Good Stroke

Issue 9 | Winter 2022 |



             I’m listening to Big Daddy Webster’s band and digging it
                          but can’t help noticing that Daddy is not quite himself,
is as talented as ever and as jovial and charismatic
                          as the leader of a band this good would have to be
             yet somewhat subdued, a little less talky, a little more
prone to sit during solos instead of standing
                          at the mike. When the band takes a break, I say,
“Great as always, Daddy,” to which he replies, not “Thanks”

             or “Good to see you” but “I had a stroke,” of all things,
                          to which I say, “Well, I’ll be damned,” though it isn’t long
before we’re talking about what we usually talk about,
                          which is music, in the course of which Big Daddy
             observes that European rock is not as good as
the American kind because Europeans don’t have
                          garages: all things being equal, if you’re born Jean-Luc
             in Marseilles instead of Carl in Oakland, the odds

             are that much more against your becoming a guitar hero
                          or just an ordinary drummer, at which point
the guy who actually plays drums in Big Daddy’s band
                          hears us and, thinking we’re talking about him,
             comes over and says, “I had a stroke, too.”
How about that? Four guys in the band, and half
                          of them have had strokes, which strikes this observer
             as very likely over the national average, and this

             without having heard from the other two musicians.
                          “Yeah, you have to have a stroke to play in this band,”
says Big Daddy Webster, to which the drummer replies,
                          “Yeah, but I had a good stroke,” meaning one which
             came more as a warning than a catastrophe,
and here I can’t help thinking of the student
                          who told me how his aunt heard his uncle struggling
             in the other room and rushed in to find him

             writhing on the floor and called an ambulance,
                          though the doctor said if she’d found him
five minutes later, he would have been dead,
                          whereas this same uncle has spent the last decade
             in a vegetative state in a nursing home. O chance!
You giveth, and you taketh away as well. On December 27,
                          1831, Charles Darwin stepped aboard the HMS Beagle
             and began a five-year journey that would result

             in his theory of natural selection, yet he almost
                          didn’t: having dropped out of medical school
(too much blood, too many operations without
                          anesthesia, including on children), Darwin
             decided to become a clergyman and live
in the countryside, where he could pursue
                          his interests in natural history, but he was approached
             first by Captain Robert Fitzroy, who invited him

             to sail on the Beagle as Fitzroy’s unpaid companion,
                          during the course of which trip he learned
that the captain was an ardent disciple
                          of German physiognomist Johann Kaspar Lavater,
             who believed that a person’s character traits
could be revealed by examining their “lines
                          of countenance” and thus, in Darwin’s words,
             “I had run a very narrow risk of being rejected,

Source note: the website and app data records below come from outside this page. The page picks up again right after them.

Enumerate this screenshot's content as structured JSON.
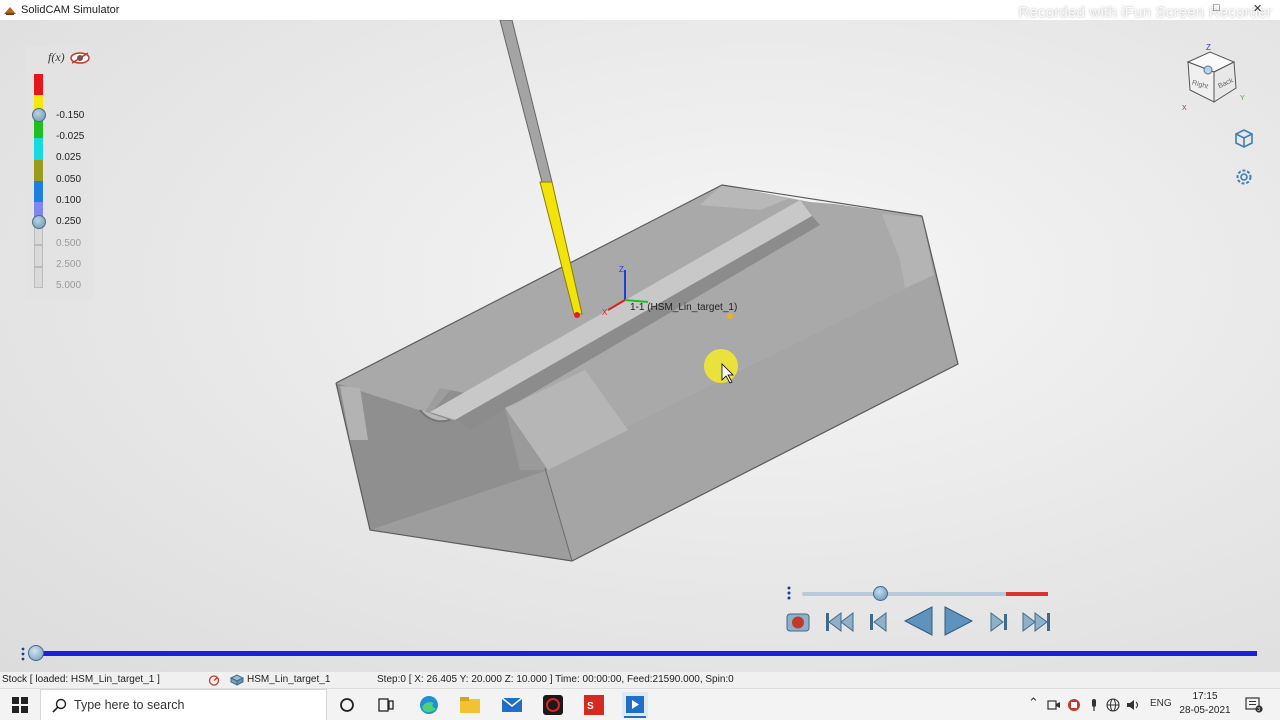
{
  "window": {
    "title": "SolidCAM Simulator",
    "watermark": "Recorded with iFun Screen Recorder"
  },
  "legend": {
    "fx_label": "f(x)",
    "values": [
      "-0.150",
      "-0.025",
      "0.025",
      "0.050",
      "0.100",
      "0.250",
      "0.500",
      "2.500",
      "5.000"
    ],
    "colors": [
      "#e8161c",
      "#f3e90a",
      "#1fbf1f",
      "#19d9e0",
      "#9c9a1c",
      "#1f7fe0",
      "#7f86ee",
      "#d9d9d9",
      "#d9d9d9",
      "#d9d9d9"
    ]
  },
  "scene": {
    "tool_label": "1-1 (HSM_Lin_target_1)",
    "axis_x": "X",
    "axis_z": "Z"
  },
  "viewcube": {
    "top": "Z",
    "face_right": "Right",
    "face_back": "Back",
    "axis_x": "X",
    "axis_y": "Y"
  },
  "playback": {
    "speed_fraction": 0.32,
    "progress_fraction": 0.0
  },
  "status": {
    "stock": "Stock [ loaded:  HSM_Lin_target_1 ]",
    "operation": "HSM_Lin_target_1",
    "step": "Step:0 [ X: 26.405 Y: 20.000 Z: 10.000 ] Time: 00:00:00, Feed:21590.000, Spin:0"
  },
  "taskbar": {
    "search_placeholder": "Type here to search",
    "language": "ENG",
    "time": "17:15",
    "date": "28-05-2021",
    "notification_count": "3"
  }
}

             on account of the shape of my nose! [Fitzroy]
                          was convinced that he could judge a man’s character
by the outline of his features, and he doubted
                          whether anyone with my nose could possess
             sufficient energy and determination for the voyage.
But I think he was afterwards well-satisfied
                          that my nose had spoken falsely.” Now the theories
             espoused in Lavater’s Physiognomy are clearly

             nonsense, are folderol, gimcrackery, hogwash,
                          baloney, balderdash. Horse feathers. Poppycock,
claptrap, banana oil. A four-year-old could see
                          through them. Yet historians tell us that this book
             attained a wide readership, largely because
it was handsomely published and lavishly
                          illustrated, meaning that a seeming work
             of science almost put Darwin out of business,

             though that work succeeded in winning
                          many followers not because of its scientific nature
but because it was beautiful. Damn you to hell,
                          art, you fool us every time. Thank you for not
             putting all your trust in Johann Kaspar Lavater,
Captain Fitzroy! Without Darwin, there’d be
                          no theory of evolution or at least not the one
             we have today. We’d still think we are the result

             of a kind of magic trick performed by God.
                          “Shazam!” says God. “Hmm, not bad. Now let me
make a mate for him so he’ll have someone to watch TV
                          with. Shazam! Now let me make a TV, then chips
             and beer.” America, your garages are the wombs
from which thousands of bands have burst. May all
                          your strokes be good ones—they’re the ones that lead
             to better lifestyle choices, also better stories.